A new report issued by the US National Academy of Sciences examines the rise in the number of postdoctoral researchers in the US. The report is critical of structural factors that have led to the growth in postdoc positions, which, it points out, are often underpaid, under-mentored positions. The report’s lead author Gregory A Petsko says that postdocs have changed dramatically in the last decade, with funding bodies facing budget crunches and scholars facing a challenging tenure-track job market. Petsko noted that there is a significant lack of data around postdocs, with some institutions not even being able to estimate how many postdocs they have employed. Petsko and his team did their own research and found that the number of postdoctoral researchers grew by 150% between 2000 and 2012, eclipsing both the growth in graduate students and in tenured and tenure-track faculty positions. The report issues several recommendations, including calls for better tracking of postdocs, term limits of 5 years, and the creation of university staff scientist positions. Inside Higher Ed

Study finds that women college students in US less likely to be victims of sexual assault

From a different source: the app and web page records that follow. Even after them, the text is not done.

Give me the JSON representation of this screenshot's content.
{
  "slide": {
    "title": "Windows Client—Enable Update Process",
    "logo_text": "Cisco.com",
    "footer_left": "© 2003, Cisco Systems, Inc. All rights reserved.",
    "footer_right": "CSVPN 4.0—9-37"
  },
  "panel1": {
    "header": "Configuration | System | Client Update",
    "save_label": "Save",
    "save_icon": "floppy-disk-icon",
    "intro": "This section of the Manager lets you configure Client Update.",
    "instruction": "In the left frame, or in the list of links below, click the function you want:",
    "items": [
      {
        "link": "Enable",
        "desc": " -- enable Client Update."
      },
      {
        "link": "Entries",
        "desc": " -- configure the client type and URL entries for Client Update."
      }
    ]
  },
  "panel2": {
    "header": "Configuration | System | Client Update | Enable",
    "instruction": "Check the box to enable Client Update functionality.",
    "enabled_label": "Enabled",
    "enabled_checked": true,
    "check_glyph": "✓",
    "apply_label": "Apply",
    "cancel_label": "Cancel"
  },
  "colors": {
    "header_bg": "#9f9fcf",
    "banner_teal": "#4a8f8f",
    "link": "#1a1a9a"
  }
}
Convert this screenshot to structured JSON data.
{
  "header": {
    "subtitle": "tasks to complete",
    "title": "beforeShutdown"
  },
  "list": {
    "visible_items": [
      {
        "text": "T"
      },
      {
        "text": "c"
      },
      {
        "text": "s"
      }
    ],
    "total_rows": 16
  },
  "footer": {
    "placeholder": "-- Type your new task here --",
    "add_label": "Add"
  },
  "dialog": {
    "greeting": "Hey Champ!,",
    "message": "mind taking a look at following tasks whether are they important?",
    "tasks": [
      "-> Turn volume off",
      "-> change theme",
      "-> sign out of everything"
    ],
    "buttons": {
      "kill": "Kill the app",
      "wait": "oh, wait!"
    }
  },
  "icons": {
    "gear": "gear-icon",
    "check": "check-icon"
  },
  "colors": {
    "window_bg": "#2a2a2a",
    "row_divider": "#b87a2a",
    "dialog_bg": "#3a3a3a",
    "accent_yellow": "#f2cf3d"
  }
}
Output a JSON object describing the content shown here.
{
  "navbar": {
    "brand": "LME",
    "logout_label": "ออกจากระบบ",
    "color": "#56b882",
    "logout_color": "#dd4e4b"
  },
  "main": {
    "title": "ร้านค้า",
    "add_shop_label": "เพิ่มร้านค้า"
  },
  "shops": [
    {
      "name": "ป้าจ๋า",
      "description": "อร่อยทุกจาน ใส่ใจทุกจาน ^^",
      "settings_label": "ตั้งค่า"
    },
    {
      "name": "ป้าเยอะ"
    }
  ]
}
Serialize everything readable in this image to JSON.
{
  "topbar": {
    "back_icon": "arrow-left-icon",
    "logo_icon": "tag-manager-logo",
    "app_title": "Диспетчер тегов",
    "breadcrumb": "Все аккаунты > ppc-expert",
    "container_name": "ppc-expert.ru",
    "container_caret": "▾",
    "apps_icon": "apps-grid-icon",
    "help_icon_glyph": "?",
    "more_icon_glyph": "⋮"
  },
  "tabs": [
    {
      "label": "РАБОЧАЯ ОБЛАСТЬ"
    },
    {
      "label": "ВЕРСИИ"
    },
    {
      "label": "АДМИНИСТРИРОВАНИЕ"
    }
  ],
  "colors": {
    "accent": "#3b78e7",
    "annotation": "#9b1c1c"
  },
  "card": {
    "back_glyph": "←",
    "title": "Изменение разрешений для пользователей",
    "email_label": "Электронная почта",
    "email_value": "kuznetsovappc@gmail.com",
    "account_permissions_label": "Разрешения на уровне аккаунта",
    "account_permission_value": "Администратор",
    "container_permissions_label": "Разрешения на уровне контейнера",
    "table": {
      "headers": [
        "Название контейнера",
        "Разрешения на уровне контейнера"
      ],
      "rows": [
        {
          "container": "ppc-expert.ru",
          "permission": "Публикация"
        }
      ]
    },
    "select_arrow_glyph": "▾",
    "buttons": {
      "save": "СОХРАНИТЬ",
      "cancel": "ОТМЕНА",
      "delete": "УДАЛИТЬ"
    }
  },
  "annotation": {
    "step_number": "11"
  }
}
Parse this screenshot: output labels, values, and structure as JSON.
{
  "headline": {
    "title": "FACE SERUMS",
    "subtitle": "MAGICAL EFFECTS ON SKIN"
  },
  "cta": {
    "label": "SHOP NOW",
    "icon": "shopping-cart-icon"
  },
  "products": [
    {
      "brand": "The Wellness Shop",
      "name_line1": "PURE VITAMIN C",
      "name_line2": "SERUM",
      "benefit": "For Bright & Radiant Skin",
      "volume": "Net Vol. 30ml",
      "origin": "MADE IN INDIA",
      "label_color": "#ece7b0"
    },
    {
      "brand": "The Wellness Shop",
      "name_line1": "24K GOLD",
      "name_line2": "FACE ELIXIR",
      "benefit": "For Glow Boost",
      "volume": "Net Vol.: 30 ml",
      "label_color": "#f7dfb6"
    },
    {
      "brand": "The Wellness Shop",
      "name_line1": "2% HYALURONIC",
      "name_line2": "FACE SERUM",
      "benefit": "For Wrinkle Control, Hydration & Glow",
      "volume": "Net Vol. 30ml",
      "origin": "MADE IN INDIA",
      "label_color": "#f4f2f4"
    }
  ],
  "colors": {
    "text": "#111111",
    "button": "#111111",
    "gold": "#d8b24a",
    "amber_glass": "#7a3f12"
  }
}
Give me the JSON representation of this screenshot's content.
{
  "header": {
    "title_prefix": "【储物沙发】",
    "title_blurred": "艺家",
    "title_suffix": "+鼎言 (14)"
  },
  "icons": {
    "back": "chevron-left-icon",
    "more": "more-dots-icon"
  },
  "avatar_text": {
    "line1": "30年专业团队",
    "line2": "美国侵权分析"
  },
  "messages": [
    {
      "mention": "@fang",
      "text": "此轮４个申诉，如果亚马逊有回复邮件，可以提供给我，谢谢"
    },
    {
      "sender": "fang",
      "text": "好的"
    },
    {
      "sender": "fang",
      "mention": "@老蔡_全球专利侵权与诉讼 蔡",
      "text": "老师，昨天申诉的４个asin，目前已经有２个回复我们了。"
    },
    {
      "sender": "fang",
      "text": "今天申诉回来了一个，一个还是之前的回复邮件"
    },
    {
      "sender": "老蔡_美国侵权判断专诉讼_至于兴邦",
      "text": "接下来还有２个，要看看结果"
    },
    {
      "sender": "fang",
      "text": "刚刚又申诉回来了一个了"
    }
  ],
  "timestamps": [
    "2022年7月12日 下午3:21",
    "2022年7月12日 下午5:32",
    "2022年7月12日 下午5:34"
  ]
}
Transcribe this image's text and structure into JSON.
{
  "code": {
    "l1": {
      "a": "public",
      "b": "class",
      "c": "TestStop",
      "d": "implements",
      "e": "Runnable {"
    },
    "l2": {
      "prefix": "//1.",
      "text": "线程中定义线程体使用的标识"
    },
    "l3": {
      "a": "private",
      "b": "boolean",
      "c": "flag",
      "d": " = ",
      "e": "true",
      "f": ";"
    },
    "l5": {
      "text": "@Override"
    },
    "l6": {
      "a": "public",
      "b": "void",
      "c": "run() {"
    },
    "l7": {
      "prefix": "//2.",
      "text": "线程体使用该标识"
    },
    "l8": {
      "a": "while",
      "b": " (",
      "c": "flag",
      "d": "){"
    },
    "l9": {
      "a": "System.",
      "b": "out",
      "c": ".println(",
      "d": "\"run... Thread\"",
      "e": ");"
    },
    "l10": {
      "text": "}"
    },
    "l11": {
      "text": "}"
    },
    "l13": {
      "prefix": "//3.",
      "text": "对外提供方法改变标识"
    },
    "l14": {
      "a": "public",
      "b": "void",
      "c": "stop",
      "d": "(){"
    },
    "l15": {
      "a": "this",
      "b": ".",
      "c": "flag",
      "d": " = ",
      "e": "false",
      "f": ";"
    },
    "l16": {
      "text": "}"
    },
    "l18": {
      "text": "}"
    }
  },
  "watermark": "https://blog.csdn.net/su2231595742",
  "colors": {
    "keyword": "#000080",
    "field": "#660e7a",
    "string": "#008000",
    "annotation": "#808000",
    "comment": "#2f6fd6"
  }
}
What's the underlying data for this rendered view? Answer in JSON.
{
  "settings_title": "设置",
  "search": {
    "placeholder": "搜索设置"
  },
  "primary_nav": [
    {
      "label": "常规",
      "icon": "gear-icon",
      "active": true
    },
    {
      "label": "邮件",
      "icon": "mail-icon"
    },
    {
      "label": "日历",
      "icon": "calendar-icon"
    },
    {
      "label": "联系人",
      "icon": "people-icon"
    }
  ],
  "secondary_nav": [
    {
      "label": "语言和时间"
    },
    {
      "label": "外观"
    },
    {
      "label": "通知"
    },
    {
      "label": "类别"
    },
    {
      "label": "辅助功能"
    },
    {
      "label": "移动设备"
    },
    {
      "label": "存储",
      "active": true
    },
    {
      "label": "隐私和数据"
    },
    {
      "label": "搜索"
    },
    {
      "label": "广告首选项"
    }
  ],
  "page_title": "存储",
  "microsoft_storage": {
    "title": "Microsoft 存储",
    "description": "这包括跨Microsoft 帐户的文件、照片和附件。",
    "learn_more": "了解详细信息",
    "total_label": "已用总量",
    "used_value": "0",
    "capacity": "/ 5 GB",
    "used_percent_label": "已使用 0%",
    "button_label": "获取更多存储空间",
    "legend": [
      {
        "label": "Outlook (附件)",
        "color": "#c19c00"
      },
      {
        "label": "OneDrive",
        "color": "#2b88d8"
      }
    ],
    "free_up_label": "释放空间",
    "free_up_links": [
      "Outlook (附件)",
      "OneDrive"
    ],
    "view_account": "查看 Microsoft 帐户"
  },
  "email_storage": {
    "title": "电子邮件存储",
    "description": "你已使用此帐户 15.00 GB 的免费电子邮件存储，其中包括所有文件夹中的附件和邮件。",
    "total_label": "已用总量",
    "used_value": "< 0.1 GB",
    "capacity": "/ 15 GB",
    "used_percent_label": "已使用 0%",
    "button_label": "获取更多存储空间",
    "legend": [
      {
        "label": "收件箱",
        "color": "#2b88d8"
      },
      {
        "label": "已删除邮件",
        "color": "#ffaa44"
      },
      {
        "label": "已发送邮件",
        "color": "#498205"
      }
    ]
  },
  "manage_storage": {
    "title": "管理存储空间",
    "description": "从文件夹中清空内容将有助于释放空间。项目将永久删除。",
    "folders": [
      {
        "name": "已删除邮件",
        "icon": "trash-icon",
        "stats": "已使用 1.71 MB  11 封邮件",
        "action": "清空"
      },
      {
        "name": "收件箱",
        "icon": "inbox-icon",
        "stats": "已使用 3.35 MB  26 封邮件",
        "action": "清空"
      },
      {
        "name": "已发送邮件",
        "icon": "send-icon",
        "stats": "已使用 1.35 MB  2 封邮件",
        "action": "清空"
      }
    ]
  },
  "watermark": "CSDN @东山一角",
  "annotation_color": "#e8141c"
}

A new study from the US government shows that women on campus are less likely than nonstudents to be victims of sexual assault. The report also found that college women are less likely to report incidents to police. The report, from the Bureau of Justice Statistics, found an average of 7.6 cases of rape and other sexual assaults for every 1,000 college-aged non-students, and 6.1 incidents per 1,000 college women. In 2013, the rates for college and non-college students were nearly identical. Overall, the incidence of rape and other sexual assault declined for college students, but the report’s authors said the change was not statistically significant. Some researchers say that the results show that the risk of sexual assault on campus has been exaggerated. “When a student has been a victim of rape or sexual assault, there are historically problems with the way they’ve been treated, but that doesn’t mean colleges are these pits of violence,” said Callie Marie Rennison, a professor of criminology and criminal justice at the University of Colorado at Denver. Canadian PSE institutions have recently been re-examining their approaches to sexual assault on campus. Chronicle of Higher Education | Full Report